____ Material provided
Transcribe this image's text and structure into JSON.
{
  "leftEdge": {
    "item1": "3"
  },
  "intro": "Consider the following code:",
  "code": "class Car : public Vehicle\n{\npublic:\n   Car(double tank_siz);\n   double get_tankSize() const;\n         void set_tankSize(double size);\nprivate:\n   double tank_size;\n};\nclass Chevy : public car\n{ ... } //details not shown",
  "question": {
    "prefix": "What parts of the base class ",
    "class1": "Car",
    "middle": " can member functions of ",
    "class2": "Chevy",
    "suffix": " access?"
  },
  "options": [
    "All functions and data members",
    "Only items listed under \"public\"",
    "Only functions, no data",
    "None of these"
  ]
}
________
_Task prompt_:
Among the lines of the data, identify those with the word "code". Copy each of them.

_Solution for this problem_:
  "intro": "Consider the following code:",
  "code": "class Car : public Vehicle\n{\npublic:\n   Car(double tank_siz);\n   double get_tankSize() const;\n         void set_tankSize(double size);\nprivate:\n   double tank_size;\n};\nclass Chevy : public car\n{ ... } //details not shown",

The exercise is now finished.